ome Parkville property owners are questioning why city officials did not act sooner declaring a historic downtown structure dangerous. The buildings, at 16 Main Street, created a public safety issue, according to staff comments during a board of aldermen meeting in early April in which officials designated the building “blighted.”
The designation allows the building’s new owner, Brian Mertz, to be eligible for tax incentives in order to make the building safe and to prepare for its future use as an Irish pub and retail business.
While the blight declaration does not affect the current amount of property tax on the building, the designation could free Mertz from additional property taxes on the structure for the next 25 years, according to guidelines outlined in Chapter 353 Tax Abatement as authorized by the Missouri Department of Economic Development.
The tax break is the latest in a series of incentives the city has granted Mertz. He is receiving incentives for his creation of a 350-acre residential, light industrial and retail space near Interstate 435 and Missouri 45 in Parkville.
Mertz said the rear of the property at 16 Main Street was in danger of collapsing in addition to having other issues, such as structural damage, mold, asbestos and desperately needed a new roof. The property address consists of two brick buildings, one a single story on one side and the other a two-story, with a small space in between.
Jason Maki, a spokesman for a citizens’ group that opposes the way the city has handled the massive development at I-435 and Hwy. 45, said that by granting the downtown building blighted designation officials have allowed Mertz to avoid financial risk.
He also objects to the city’s process in which they waived a public hearing on the downtown building due to the building’s condition.
Community Development Director Stephen Lackey told the board during the April 2 meeting that city staff “waived a public hearing…improvements have to be made as soon as possible.” Patricia Jensen, attorney for Mertz, told the board there are “life safety issues…we need to deal with now.” Lackey said plans for the building’s future use “are consistent with the vision of the downtown Parkville plan.” He added that the dining and retail space “will be beneficial in increasing traffic.”
“Mr. Mertz purchased the retail location downtown with plans to convert it into a privately-owned bar as an apparent prestige project,” Maki said in an emailed statement. “Repair work could begin at any time without the use of ‘emergency’ taxpayer guarantees,” Maki said, adding the tax incentives for the downtown project, coupled with $10.5 million in incentives for the large development, raises questions “about the true nature of the relationship between Mr. Mertz and Parkville’s elected officials.”
Cliff Bell, who owns a business next door to the property, said no one had told him the building was dangerous or in eminent danger of collapse.
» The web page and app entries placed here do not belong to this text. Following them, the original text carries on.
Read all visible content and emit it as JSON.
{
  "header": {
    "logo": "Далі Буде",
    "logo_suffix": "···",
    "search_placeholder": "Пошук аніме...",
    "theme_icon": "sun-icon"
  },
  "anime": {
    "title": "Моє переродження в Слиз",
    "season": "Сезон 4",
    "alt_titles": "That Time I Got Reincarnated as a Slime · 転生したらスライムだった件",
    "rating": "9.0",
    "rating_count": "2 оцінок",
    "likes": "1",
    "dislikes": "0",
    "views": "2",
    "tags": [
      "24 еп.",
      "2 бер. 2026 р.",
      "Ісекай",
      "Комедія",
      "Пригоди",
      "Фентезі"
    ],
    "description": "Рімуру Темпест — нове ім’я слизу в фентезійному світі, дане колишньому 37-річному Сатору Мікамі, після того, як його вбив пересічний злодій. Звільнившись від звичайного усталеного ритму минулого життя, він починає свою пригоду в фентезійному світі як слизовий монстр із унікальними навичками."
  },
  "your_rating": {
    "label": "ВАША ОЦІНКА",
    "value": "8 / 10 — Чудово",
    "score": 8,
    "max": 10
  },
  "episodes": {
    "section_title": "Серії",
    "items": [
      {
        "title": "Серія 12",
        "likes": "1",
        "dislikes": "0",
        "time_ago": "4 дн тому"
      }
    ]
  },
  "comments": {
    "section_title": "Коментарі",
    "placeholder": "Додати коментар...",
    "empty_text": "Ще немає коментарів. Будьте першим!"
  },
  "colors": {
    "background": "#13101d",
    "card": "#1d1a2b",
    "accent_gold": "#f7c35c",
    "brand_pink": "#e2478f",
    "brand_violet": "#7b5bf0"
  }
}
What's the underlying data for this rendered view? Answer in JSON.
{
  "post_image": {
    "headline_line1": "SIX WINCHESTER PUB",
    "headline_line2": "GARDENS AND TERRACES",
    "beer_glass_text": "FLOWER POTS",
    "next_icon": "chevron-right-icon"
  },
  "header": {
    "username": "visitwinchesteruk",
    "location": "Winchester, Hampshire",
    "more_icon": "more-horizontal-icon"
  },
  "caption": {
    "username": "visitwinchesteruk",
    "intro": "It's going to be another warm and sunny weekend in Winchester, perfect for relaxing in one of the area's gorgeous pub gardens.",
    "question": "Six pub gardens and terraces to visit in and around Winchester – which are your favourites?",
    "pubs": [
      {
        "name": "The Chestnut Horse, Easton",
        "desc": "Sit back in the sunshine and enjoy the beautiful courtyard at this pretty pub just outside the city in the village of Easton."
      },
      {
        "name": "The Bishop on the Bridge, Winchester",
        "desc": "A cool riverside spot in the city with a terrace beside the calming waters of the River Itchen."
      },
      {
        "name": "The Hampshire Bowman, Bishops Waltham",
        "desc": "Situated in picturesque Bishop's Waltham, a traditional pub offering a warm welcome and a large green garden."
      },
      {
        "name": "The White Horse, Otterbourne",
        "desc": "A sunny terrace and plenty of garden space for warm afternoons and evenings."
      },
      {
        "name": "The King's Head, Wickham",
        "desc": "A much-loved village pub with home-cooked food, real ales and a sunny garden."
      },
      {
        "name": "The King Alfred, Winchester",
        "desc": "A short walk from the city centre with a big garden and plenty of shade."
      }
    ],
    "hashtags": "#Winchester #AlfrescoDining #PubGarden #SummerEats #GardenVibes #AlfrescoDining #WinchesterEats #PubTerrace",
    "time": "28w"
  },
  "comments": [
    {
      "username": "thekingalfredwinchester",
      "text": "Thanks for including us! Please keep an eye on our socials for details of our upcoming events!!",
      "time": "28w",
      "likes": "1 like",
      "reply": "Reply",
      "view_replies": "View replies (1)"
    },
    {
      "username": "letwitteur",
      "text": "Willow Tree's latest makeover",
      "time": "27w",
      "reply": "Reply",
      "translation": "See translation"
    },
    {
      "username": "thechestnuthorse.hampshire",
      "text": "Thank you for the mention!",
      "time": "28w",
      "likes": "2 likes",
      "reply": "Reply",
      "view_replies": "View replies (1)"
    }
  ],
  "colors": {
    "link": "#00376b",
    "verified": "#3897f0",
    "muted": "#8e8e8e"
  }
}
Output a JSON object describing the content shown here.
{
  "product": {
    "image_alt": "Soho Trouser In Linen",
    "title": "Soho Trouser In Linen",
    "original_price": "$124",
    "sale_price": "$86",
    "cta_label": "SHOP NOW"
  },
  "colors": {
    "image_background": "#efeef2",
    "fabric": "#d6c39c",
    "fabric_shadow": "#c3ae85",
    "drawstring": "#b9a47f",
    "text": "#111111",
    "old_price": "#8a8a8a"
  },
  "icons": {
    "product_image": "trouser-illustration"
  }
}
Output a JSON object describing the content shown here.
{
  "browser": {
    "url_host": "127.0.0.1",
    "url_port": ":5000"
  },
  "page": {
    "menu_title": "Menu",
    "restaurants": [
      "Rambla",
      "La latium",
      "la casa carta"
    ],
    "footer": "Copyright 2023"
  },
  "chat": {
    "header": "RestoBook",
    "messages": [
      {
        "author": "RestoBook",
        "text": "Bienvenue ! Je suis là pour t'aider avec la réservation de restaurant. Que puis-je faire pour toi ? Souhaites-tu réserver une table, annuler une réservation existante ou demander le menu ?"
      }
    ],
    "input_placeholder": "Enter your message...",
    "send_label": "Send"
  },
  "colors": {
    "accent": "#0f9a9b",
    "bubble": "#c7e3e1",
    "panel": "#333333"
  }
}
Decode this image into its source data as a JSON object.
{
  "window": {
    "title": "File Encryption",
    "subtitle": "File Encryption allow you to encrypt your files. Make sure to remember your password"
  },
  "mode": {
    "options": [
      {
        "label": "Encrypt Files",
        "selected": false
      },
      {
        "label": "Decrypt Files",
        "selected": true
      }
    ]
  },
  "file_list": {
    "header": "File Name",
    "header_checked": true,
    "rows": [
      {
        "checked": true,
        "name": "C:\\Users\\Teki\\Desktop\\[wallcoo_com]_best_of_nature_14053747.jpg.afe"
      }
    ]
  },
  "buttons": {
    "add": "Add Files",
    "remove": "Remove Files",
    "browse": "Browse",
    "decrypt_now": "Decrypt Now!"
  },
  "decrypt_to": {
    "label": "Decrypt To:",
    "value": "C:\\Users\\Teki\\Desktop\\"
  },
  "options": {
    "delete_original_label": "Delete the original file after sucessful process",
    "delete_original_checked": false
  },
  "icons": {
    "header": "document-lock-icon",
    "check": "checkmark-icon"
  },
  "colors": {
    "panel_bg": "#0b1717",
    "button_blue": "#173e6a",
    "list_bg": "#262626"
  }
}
Tom Hutsler, who also owns a downtown business, English Landing Center, said he wonders about the board’s motives.
“I don’t think it’s that dangerous or they (nearby property owners) would have been told,” he said during a telephone interview.
Dean Cull, deputy chief of the South Platte Fire Protection District, said the building had not been declared unsafe for occupancy or the city would have posted “condemned” signs and his department would have been notified.
“They (city officials) probably are just trying to stop it before it gets to that point,” he said.
Numerous businesses have operated in the structure since it was first built during the late 1800s and early 1900s. During the 1930s, one building housed Parkville’s first post office. Later uses included dry goods stores and, most recently, a retail business, “Finders Keepers.” That business closed in January and the owners sold the property to Mertz, said Hutsler, who is also a contractor and remodeled a portion of the building’s front after it was struck by a car a few years ago.
Martha Noland, who is 96 years old and a lifelong area resident, said her mother-in-law told her that one of the buildings was used as a millenary, for women’s hat-making and sales sometime during the late 1800s and early 1900s. She said the hats were embellished with beads, netting, feathers and flowers.